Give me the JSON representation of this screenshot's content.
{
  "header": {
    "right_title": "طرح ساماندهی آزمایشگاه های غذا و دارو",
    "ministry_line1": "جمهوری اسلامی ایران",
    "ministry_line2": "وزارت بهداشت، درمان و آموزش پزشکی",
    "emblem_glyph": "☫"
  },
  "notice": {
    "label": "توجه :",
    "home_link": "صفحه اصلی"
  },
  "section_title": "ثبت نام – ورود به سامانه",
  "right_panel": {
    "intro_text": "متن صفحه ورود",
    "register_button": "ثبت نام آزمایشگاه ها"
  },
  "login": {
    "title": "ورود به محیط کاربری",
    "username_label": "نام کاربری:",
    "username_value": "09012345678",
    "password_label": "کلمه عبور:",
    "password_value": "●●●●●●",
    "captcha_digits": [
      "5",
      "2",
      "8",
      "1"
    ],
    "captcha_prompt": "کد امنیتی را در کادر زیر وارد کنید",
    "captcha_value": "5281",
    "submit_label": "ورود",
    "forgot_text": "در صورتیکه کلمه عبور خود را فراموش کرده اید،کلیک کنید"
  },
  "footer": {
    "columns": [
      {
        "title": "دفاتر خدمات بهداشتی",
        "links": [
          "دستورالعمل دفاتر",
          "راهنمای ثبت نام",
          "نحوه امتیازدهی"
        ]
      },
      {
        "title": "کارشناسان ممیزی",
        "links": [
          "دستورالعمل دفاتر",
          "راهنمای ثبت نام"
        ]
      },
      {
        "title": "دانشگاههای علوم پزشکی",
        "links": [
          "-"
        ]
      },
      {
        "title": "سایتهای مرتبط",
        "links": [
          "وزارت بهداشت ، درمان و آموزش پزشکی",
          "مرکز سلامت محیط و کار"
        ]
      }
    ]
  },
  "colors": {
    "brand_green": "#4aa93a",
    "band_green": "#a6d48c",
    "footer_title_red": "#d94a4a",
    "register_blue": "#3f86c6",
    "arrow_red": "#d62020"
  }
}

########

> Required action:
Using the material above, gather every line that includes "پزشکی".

> Reply to the exercise:
    "ministry_line2": "وزارت بهداشت، درمان و آموزش پزشکی",
        "title": "دانشگاههای علوم پزشکی",
          "وزارت بهداشت ، درمان و آموزش پزشکی",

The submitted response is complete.